Why are they dangerous?

Fox tails are more than just an irritation. They can work their way up through the body and into organs, including but not limited to: heart, lungs, and brain.

What are some signs to look out for? According to the California Veterinary Medical Association (CVMA) signs to look out for can be:

  • Eyes swollen shut or squinting with sticky discharge.dog_smiling_xw600_xh398
  • Sneezing or discharge from the nose, which may be bloody.
  • Repeated gagging or difficulty chewing or swallowing; not eating.
  • Putrid odor from the mouth, ears, or nose.
  • Head tilting, shaking, or scratching at the ears.
  • Continuous licking at areas.
  • Open sores, which may be the remains of a burst abscess,
    but may still have the foxtail inside.

How can foxtails be prevented?

There are foxtail nets that you can purchase online. When possible, you will want to avoid areas with lots of foxtails. After going outside, check you dog (and cats) coats, ears, toes, and mouths. Grooming and trimming your dog’s hair during foxtail months can help immensely. Dogs get foxtails more often than cats because of their coats. Cats also regularly groom themselves, getting rid of the foxtails.

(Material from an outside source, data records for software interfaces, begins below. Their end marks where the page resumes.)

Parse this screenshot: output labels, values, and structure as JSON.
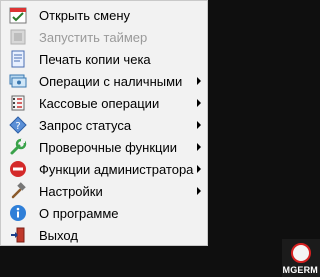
{
  "menu": {
    "items": [
      {
        "label": "Открыть смену",
        "icon": "calendar-check-icon",
        "enabled": true,
        "submenu": false
      },
      {
        "label": "Запустить таймер",
        "icon": "timer-icon",
        "enabled": false,
        "submenu": false
      },
      {
        "label": "Печать копии чека",
        "icon": "receipt-print-icon",
        "enabled": true,
        "submenu": false
      },
      {
        "label": "Операции с наличными",
        "icon": "cash-icon",
        "enabled": true,
        "submenu": true
      },
      {
        "label": "Кассовые операции",
        "icon": "cash-register-icon",
        "enabled": true,
        "submenu": true
      },
      {
        "label": "Запрос статуса",
        "icon": "status-diamond-icon",
        "enabled": true,
        "submenu": true
      },
      {
        "label": "Проверочные функции",
        "icon": "wrench-icon",
        "enabled": true,
        "submenu": true
      },
      {
        "label": "Функции администратора",
        "icon": "no-entry-icon",
        "enabled": true,
        "submenu": true
      },
      {
        "label": "Настройки",
        "icon": "settings-hammer-icon",
        "enabled": true,
        "submenu": true
      },
      {
        "label": "О программе",
        "icon": "info-icon",
        "enabled": true,
        "submenu": false
      },
      {
        "label": "Выход",
        "icon": "exit-door-icon",
        "enabled": true,
        "submenu": false
      }
    ]
  },
  "badge": {
    "text": "MGERM"
  },
  "colors": {
    "menu_background": "#f2f2f2",
    "disabled_text": "#9a9a9a",
    "badge_red": "#d62020"
  }
}
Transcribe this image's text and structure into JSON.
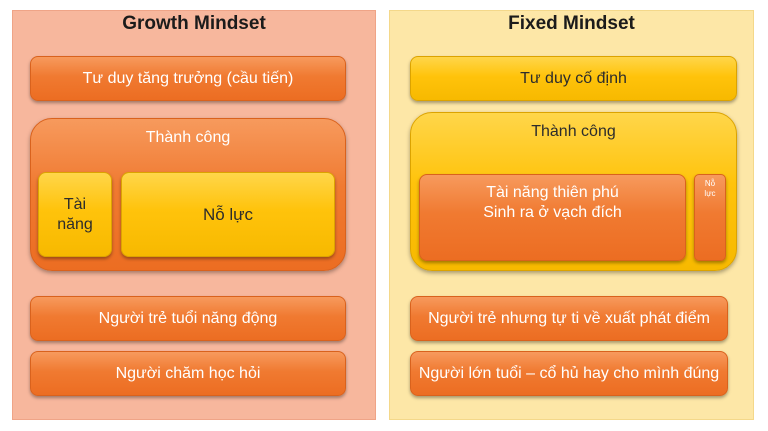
{
  "growth": {
    "title": "Growth Mindset",
    "header": "Tư duy tăng trưởng (cầu tiến)",
    "success_title": "Thành công",
    "talent": "Tài năng",
    "effort": "Nỗ lực",
    "item1": "Người trẻ tuổi năng động",
    "item2": "Người chăm học hỏi"
  },
  "fixed": {
    "title": "Fixed Mindset",
    "header": "Tư duy cố định",
    "success_title": "Thành công",
    "talent_line1": "Tài năng thiên phú",
    "talent_line2": "Sinh ra ở vạch đích",
    "effort": "Nỗ lực",
    "item1": "Người trẻ nhưng tự ti về xuất phát điểm",
    "item2": "Người lớn tuổi – cổ hủ hay cho mình đúng"
  },
  "colors": {
    "left_panel": "#f7b79d",
    "right_panel": "#fde7a7",
    "orange_box": "#f07a31",
    "yellow_box": "#ffc30b"
  }
}
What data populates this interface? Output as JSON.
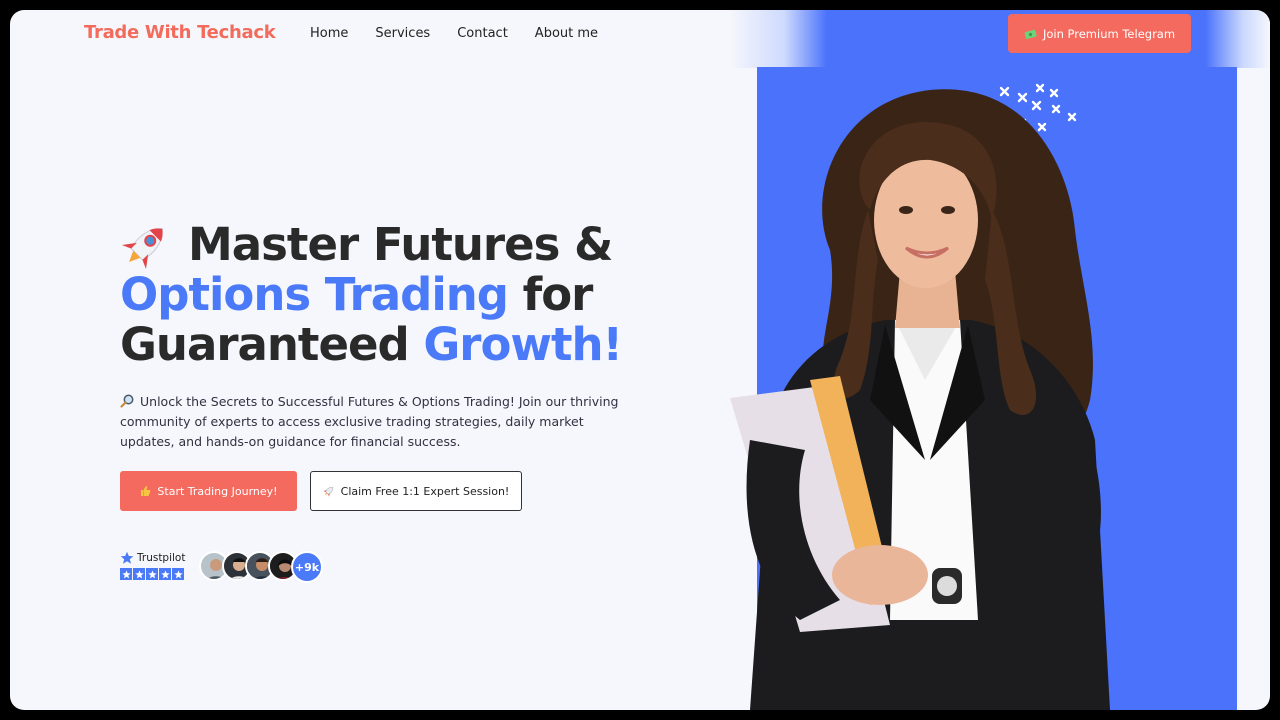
{
  "brand": {
    "logo": "Trade With Techack",
    "accent": "#f56a5e",
    "blue": "#4a7af7"
  },
  "nav": {
    "items": [
      "Home",
      "Services",
      "Contact",
      "About me"
    ]
  },
  "header": {
    "cta_icon": "money-icon",
    "cta_label": "Join Premium Telegram"
  },
  "hero": {
    "line1": "Master Futures &",
    "line2_blue": "Options Trading",
    "line2_rest": " for",
    "line3_rest": "Guaranteed ",
    "line3_blue": "Growth!",
    "description": "Unlock the Secrets to Successful Futures & Options Trading! Join our thriving community of experts to access exclusive trading strategies, daily market updates, and hands-on guidance for financial success.",
    "primary_button": "Start Trading Journey!",
    "secondary_button": "Claim Free 1:1 Expert Session!"
  },
  "trust": {
    "label": "Trustpilot",
    "stars": 5,
    "more_count": "+9k"
  }
}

Though it is possible for any animal to get them.

By Brittany Ligon, Veterinary Assistant at Pinole Pet Hospital